── Exercise data ──
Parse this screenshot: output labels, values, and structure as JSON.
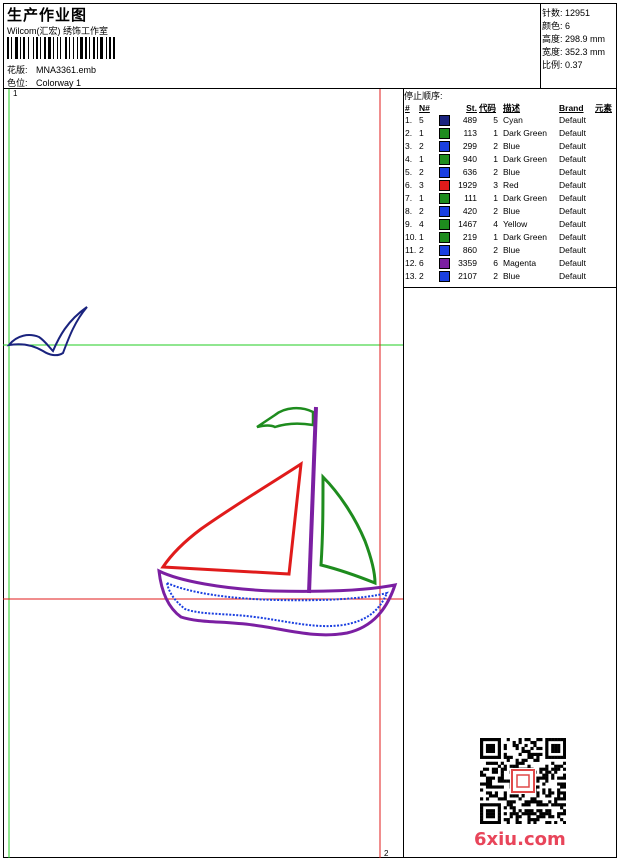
{
  "header": {
    "title": "生产作业图",
    "company": "Wilcom(汇宏) 绣饰工作室",
    "design_label": "花版:",
    "design_file": "MNA3361.emb",
    "colorway_label": "色位:",
    "colorway": "Colorway 1"
  },
  "stats": [
    {
      "label": "针数:",
      "value": "12951"
    },
    {
      "label": "颜色:",
      "value": "6"
    },
    {
      "label": "高度:",
      "value": "298.9 mm"
    },
    {
      "label": "宽度:",
      "value": "352.3 mm"
    },
    {
      "label": "比例:",
      "value": "0.37"
    }
  ],
  "stop_sequence": {
    "heading": "停止顺序:",
    "columns": [
      "#",
      "N#",
      "St.",
      "代码",
      "描述",
      "Brand",
      "元素"
    ],
    "rows": [
      {
        "idx": "1.",
        "n": "5",
        "color": "#1a237e",
        "st": "489",
        "code": "5",
        "desc": "Cyan",
        "brand": "Default"
      },
      {
        "idx": "2.",
        "n": "1",
        "color": "#1e8c1e",
        "st": "113",
        "code": "1",
        "desc": "Dark Green",
        "brand": "Default"
      },
      {
        "idx": "3.",
        "n": "2",
        "color": "#1a3fe0",
        "st": "299",
        "code": "2",
        "desc": "Blue",
        "brand": "Default"
      },
      {
        "idx": "4.",
        "n": "1",
        "color": "#1e8c1e",
        "st": "940",
        "code": "1",
        "desc": "Dark Green",
        "brand": "Default"
      },
      {
        "idx": "5.",
        "n": "2",
        "color": "#1a3fe0",
        "st": "636",
        "code": "2",
        "desc": "Blue",
        "brand": "Default"
      },
      {
        "idx": "6.",
        "n": "3",
        "color": "#e01b1b",
        "st": "1929",
        "code": "3",
        "desc": "Red",
        "brand": "Default"
      },
      {
        "idx": "7.",
        "n": "1",
        "color": "#1e8c1e",
        "st": "111",
        "code": "1",
        "desc": "Dark Green",
        "brand": "Default"
      },
      {
        "idx": "8.",
        "n": "2",
        "color": "#1a3fe0",
        "st": "420",
        "code": "2",
        "desc": "Blue",
        "brand": "Default"
      },
      {
        "idx": "9.",
        "n": "4",
        "color": "#1e8c1e",
        "st": "1467",
        "code": "4",
        "desc": "Yellow",
        "brand": "Default"
      },
      {
        "idx": "10.",
        "n": "1",
        "color": "#1e8c1e",
        "st": "219",
        "code": "1",
        "desc": "Dark Green",
        "brand": "Default"
      },
      {
        "idx": "11.",
        "n": "2",
        "color": "#1a3fe0",
        "st": "860",
        "code": "2",
        "desc": "Blue",
        "brand": "Default"
      },
      {
        "idx": "12.",
        "n": "6",
        "color": "#7b1fa2",
        "st": "3359",
        "code": "6",
        "desc": "Magenta",
        "brand": "Default"
      },
      {
        "idx": "13.",
        "n": "2",
        "color": "#1a3fe0",
        "st": "2107",
        "code": "2",
        "desc": "Blue",
        "brand": "Default"
      }
    ]
  },
  "preview": {
    "corner_top_left": "1",
    "corner_bottom_right": "2"
  },
  "colors": {
    "guide_green": "#22cc22",
    "guide_red": "#e01b1b",
    "seagull": "#1a237e",
    "flag": "#1e8c1e",
    "mast": "#7b1fa2",
    "sail_red": "#e01b1b",
    "sail_green": "#1e8c1e",
    "hull_outer": "#7b1fa2",
    "hull_stitch": "#1a3fe0"
  },
  "watermark": "6xiu.com"
}
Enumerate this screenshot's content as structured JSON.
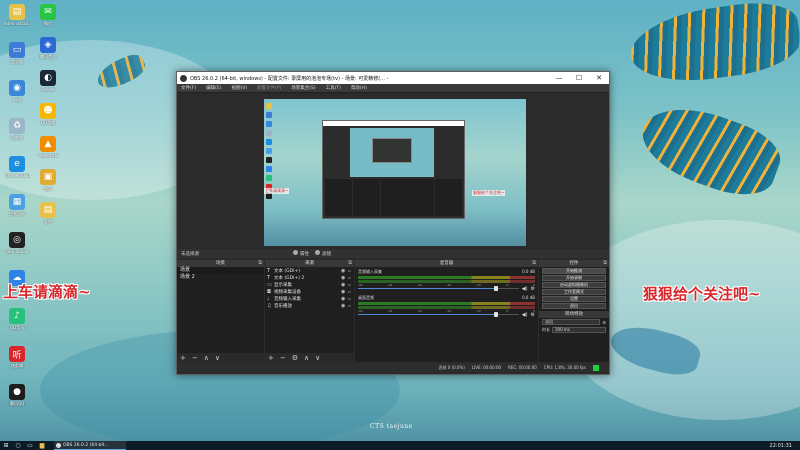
{
  "desktop": {
    "icons_left": [
      {
        "label": "Administrator",
        "icon": "user-folder-icon",
        "color": "#e7c24a"
      },
      {
        "label": "此电脑",
        "icon": "computer-icon",
        "color": "#3f7bd6"
      },
      {
        "label": "网络",
        "icon": "network-icon",
        "color": "#3a86d8"
      },
      {
        "label": "回收站",
        "icon": "recycle-bin-icon",
        "color": "#9bb6c9"
      },
      {
        "label": "Internet Explorer",
        "icon": "ie-icon",
        "color": "#1c8fe0"
      },
      {
        "label": "控制面板",
        "icon": "control-panel-icon",
        "color": "#4aa0e0"
      },
      {
        "label": "OBS Studio",
        "icon": "obs-icon",
        "color": "#222222"
      },
      {
        "label": "百度网盘",
        "icon": "cloud-icon",
        "color": "#2f83e6"
      },
      {
        "label": "QQ音乐",
        "icon": "qqmusic-icon",
        "color": "#24c27a"
      },
      {
        "label": "快剪辑",
        "icon": "ting-icon",
        "color": "#d8262a"
      },
      {
        "label": "腾讯QQ",
        "icon": "qq-icon",
        "color": "#1d1d1d"
      }
    ],
    "icons_right": [
      {
        "label": "微信",
        "icon": "wechat-icon",
        "color": "#28c445"
      },
      {
        "label": "腾讯会议",
        "icon": "meeting-icon",
        "color": "#2c69d6"
      },
      {
        "label": "Steam",
        "icon": "steam-icon",
        "color": "#1b2838"
      },
      {
        "label": "QQ游戏",
        "icon": "qqgame-icon",
        "color": "#f5b700"
      },
      {
        "label": "VideoLAN",
        "icon": "vlc-icon",
        "color": "#f28c00"
      },
      {
        "label": "快压",
        "icon": "zip-icon",
        "color": "#e1aa32"
      },
      {
        "label": "文件",
        "icon": "file-icon",
        "color": "#e7c24a"
      }
    ],
    "overlay_left": "上车请滴滴~",
    "overlay_right": "狠狠给个关注吧~",
    "watermark": "CTS taejune"
  },
  "taskbar": {
    "start_icon": "windows-start-icon",
    "app_label": "OBS 26.0.2 (64-bit...",
    "clock": "22:01:31"
  },
  "obs": {
    "title": "OBS 26.0.2 (64-bit, windows) - 配置文件: 录屏用的泡泡专场(tv) - 场景: 可爱精修(... -",
    "window_controls": {
      "minimize": "—",
      "maximize": "☐",
      "close": "✕"
    },
    "menu": [
      "文件(F)",
      "编辑(E)",
      "视图(V)",
      "配置文件(P)",
      "场景集合(S)",
      "工具(T)",
      "帮助(H)"
    ],
    "scenebar": {
      "left": "未选择源",
      "properties": "属性",
      "filters": "滤镜"
    },
    "docks": {
      "scenes": {
        "title": "场景",
        "items": [
          "场景",
          "场景 2"
        ],
        "footer": [
          "+",
          "−",
          "∧",
          "∨"
        ]
      },
      "sources": {
        "title": "来源",
        "items": [
          {
            "name": "文本 (GDI+)",
            "icon": "text-icon"
          },
          {
            "name": "文本 (GDI+) 2",
            "icon": "text-icon"
          },
          {
            "name": "显示采集",
            "icon": "monitor-icon"
          },
          {
            "name": "视频采集设备",
            "icon": "camera-icon"
          },
          {
            "name": "音频输入采集",
            "icon": "microphone-icon"
          },
          {
            "name": "音乐播放",
            "icon": "speaker-icon"
          }
        ],
        "footer": [
          "+",
          "−",
          "⚙",
          "∧",
          "∨"
        ]
      },
      "mixer": {
        "title": "混音器",
        "tracks": [
          {
            "name": "音频输入采集",
            "db": "0.0 dB",
            "level": 0.86
          },
          {
            "name": "桌面音频",
            "db": "0.0 dB",
            "level": 0.86
          }
        ]
      },
      "controls": {
        "title": "控件",
        "buttons": [
          "开始推流",
          "开始录制",
          "启动虚拟摄像机",
          "工作室模式",
          "设置",
          "退出"
        ],
        "transitions_title": "转场特效",
        "transition": "淡出",
        "duration_label": "时长",
        "duration": "300 ms"
      }
    },
    "status": {
      "dropped": "丢帧 0 (0.0%)",
      "live": "LIVE: 00:00:00",
      "rec": "REC: 00:00:00",
      "cpu": "CPU: 1.8%, 30.00 fps",
      "ok_color": "#1fd23a"
    },
    "preview": {
      "label_left": "上车请滴滴~",
      "label_right": "狠狠给个关注吧~"
    }
  }
}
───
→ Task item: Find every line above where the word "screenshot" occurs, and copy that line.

→ Solution for this task:
Parse this screenshot: output labels, values, and structure as JSON.
Enumerate this screenshot's content as structured JSON.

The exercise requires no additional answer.